*** Begin section ***
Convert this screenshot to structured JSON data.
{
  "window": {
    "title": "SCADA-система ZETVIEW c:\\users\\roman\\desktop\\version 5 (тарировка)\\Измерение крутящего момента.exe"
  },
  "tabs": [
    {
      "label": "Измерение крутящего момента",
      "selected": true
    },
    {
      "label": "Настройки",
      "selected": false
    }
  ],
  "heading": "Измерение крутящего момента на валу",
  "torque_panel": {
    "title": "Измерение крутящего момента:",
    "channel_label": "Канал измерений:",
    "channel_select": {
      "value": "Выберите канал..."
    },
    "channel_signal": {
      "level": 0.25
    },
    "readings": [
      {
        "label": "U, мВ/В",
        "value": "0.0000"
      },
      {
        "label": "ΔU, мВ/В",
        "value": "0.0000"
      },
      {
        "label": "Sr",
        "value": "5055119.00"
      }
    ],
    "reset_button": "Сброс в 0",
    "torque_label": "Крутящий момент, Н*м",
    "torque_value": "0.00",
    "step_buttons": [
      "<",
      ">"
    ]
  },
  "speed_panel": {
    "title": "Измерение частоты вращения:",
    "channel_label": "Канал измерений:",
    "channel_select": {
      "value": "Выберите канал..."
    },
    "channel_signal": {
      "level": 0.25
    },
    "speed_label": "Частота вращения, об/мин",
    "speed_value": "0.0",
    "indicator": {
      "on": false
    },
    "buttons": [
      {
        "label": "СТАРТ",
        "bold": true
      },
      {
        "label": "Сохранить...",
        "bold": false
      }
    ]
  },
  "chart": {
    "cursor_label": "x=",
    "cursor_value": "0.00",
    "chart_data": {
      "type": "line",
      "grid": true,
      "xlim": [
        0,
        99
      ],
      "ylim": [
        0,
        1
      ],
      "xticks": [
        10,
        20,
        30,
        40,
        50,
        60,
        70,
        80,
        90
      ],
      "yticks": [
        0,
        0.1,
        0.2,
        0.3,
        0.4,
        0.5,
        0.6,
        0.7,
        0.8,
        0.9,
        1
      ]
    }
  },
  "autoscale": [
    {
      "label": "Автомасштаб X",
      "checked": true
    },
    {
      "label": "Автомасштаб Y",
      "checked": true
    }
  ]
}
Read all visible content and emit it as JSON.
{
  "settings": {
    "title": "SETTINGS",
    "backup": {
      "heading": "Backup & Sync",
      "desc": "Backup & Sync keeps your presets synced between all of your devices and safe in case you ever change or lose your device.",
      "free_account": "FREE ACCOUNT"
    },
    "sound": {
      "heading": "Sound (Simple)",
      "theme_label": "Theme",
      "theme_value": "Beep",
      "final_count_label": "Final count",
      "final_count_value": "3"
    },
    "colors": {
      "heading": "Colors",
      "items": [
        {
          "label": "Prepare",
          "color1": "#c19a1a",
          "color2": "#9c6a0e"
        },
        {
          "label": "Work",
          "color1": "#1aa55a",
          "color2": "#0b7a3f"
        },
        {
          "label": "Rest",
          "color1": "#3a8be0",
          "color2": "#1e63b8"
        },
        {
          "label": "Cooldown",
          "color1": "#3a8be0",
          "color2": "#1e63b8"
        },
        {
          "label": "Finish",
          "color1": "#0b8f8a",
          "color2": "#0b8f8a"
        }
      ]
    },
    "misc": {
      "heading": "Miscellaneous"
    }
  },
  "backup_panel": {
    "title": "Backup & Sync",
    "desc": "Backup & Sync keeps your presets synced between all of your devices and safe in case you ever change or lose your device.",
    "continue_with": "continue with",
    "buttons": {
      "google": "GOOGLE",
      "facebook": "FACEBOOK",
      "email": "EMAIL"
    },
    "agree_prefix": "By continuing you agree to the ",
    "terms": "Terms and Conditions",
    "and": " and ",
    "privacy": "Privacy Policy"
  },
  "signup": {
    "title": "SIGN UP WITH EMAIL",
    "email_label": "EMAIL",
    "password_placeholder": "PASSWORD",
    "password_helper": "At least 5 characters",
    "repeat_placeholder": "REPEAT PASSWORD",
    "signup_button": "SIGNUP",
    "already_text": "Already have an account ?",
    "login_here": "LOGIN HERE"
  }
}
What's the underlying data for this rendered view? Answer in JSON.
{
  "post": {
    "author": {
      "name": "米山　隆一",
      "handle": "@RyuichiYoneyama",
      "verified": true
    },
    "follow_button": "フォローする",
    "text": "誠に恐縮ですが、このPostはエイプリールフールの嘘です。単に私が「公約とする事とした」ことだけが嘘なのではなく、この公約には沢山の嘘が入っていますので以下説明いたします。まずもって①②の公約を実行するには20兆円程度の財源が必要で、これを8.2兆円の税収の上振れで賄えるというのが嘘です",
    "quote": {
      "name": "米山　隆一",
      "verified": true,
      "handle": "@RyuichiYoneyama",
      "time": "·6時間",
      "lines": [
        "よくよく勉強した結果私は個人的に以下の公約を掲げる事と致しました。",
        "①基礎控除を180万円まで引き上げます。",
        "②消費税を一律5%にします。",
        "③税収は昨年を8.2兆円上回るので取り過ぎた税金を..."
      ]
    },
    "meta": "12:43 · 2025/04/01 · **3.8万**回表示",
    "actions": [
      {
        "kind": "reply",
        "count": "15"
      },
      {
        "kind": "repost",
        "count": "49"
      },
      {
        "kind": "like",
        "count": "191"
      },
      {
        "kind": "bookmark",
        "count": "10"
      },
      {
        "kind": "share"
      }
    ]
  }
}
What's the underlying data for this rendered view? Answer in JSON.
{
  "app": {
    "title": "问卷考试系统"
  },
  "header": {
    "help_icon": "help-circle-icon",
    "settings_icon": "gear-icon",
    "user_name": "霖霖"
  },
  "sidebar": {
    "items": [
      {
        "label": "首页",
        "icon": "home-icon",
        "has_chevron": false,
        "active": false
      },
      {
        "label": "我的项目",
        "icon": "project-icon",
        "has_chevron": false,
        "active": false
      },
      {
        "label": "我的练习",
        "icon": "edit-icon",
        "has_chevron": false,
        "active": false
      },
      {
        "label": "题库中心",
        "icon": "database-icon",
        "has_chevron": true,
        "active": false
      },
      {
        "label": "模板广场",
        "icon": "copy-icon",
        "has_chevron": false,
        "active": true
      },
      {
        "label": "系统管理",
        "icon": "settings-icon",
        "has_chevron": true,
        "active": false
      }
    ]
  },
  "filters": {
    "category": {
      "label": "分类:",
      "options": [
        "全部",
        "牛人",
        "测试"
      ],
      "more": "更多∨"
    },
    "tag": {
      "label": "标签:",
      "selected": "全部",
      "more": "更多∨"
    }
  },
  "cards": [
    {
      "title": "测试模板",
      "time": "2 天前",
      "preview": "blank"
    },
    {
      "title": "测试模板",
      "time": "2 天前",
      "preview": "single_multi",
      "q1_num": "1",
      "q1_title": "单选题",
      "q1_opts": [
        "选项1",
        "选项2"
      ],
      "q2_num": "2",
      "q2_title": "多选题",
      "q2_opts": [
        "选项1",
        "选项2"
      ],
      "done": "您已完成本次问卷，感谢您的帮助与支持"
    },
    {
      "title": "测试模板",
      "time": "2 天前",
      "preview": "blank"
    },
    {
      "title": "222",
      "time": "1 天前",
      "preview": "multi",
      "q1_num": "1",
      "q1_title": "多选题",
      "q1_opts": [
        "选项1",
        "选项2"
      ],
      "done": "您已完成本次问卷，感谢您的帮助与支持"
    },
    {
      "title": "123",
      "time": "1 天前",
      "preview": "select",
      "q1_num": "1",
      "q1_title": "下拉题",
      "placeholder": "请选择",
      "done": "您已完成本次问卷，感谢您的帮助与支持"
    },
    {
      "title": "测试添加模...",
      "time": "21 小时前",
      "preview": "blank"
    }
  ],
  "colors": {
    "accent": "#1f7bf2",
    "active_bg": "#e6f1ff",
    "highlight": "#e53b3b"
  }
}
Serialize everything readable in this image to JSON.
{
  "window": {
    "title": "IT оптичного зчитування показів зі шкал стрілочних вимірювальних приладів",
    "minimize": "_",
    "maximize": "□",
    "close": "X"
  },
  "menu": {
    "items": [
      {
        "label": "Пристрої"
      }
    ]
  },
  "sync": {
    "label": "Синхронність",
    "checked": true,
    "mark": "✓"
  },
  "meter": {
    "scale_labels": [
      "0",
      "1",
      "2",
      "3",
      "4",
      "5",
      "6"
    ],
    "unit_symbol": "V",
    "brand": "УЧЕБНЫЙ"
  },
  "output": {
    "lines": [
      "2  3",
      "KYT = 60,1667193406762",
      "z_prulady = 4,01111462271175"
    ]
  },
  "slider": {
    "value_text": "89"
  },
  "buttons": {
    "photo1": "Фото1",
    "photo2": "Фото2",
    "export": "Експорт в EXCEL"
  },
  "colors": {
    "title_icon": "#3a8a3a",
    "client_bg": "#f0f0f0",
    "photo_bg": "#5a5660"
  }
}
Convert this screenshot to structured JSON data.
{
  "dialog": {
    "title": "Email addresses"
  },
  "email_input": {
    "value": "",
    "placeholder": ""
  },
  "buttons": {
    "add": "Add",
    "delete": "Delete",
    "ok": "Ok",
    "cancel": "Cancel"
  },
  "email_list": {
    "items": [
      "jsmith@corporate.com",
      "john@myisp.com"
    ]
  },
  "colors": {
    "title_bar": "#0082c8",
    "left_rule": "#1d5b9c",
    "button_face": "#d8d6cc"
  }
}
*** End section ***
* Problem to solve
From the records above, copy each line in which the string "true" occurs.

* Completed exercise
      "selected": true
        "bold": true
      "grid": true,
      "checked": true
      "checked": true
      "verified": true
      "verified": true,
        "has_chevron": true,
        "active": true
        "has_chevron": true,
    "checked": true,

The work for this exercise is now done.